Will winter return with a vengeance?
JANESVILLE The winter of 2011-12 was unusual for many parts of the United States.
"For a large portion of this country, it ended up being the warmest winter we've seen in the last 50 to 60 years," said Jack Boston, expert senior meteorologist at AccuWeather in State College, Pa.
So after the rare, mild winter of 2011-12, the big question on many people's minds is this: Will winter return with a vengeance in 2012-2013?
To get an indication, we talked to the experts:
n AccuWeather, State College, Pa.
Last year's mild winter is "definitely not going to happen this winter," Boston said.
Even though Janesville can expect below normal precipitation and above normal temperatures, "it's not going to be nearly as mild as last winter. But it also is not going to be anywhere near one of our worst winters, either," he said.
"It's going to be a little less snow than normal and a little bit above normal temperatures," Boston said.
According to AccuWeather, average winter high and low temperatures in Janesville are 34.7 and 17.5 degrees, while the normal snowfall in Janesville from October through March is 33.9 inches, he said.
Overall, AccuWeather is expecting this winter to be influenced by a weak El Nino with a tendency for snowstorms to miss southern Wisconsin.
"The storms you do get sometimes are those little Alberta clippers that bring 2 to 3 inches of fluff. You'll probably see a few of those. But I definitely don't think you'll see the big ones that come roaring out of the plains and dump a foot," he said.

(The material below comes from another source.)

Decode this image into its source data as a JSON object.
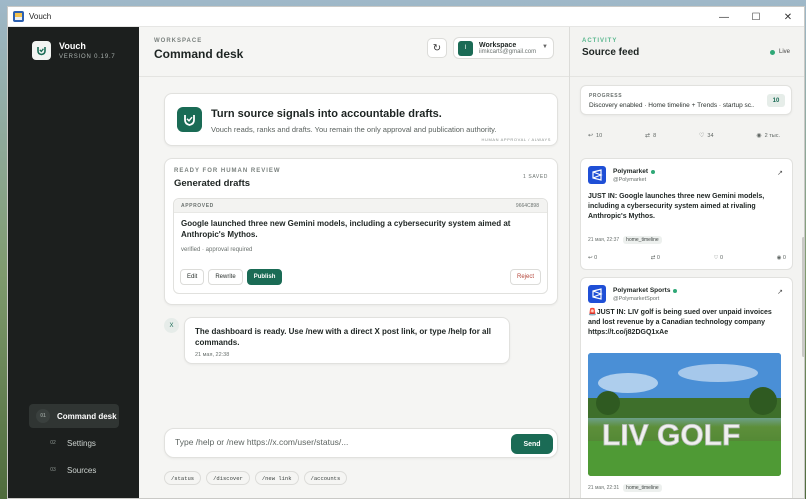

"Temperatures most likely are going to average about 1 degree above normal for the entire winter. And as far as precipitation goes, we think that's going to be below normal," Boston said.
-- The Farmers' Almanac
Based on the almanac's time-tested secret formula, Janesville will experience a "cold and snowy" winter.
"Across the eastern and central parts of the country—chiefly those areas to the east of the Rocky Mountains—it will be a colder than normal winter, with many locations experiencing above-normal precipitation.
"From the Great Lakes into Northeast, snowier than normal conditions are expected. Winter temperatures should also average from two to four degrees below normal over the eastern two-thirds of the country, and unseasonably chilly temperatures will reach as far south as the Gulf Coast."
-- The Old Farmer's Almanac
Forecasts, also derived from a secret formula that has been refined and enhanced with state-of-the-art technology and modern scientific calculations, predict "above-normal temperatures" for this area with the "coldest periods from late December through early January and in mid-January and early and mid-February."
Also, "precipitation and snowfall will generally be below normal with the snowiest periods in early to mid-November, early January and early February."
-- National Weather Service, Sullivan
Although the climate prediction center's official winter outlook comes out later this week, Ed Townsend, meteorologist, said "a mild, dry winter" has been forecast for southern Wisconsin, including Janesville.
"The chances are 40 percent greater to have above-normal temps (of 25.6 degrees) and 30 percent less for below normal temps," he said. Snowfalls here "have equal chances for above, below and near normal snowfall."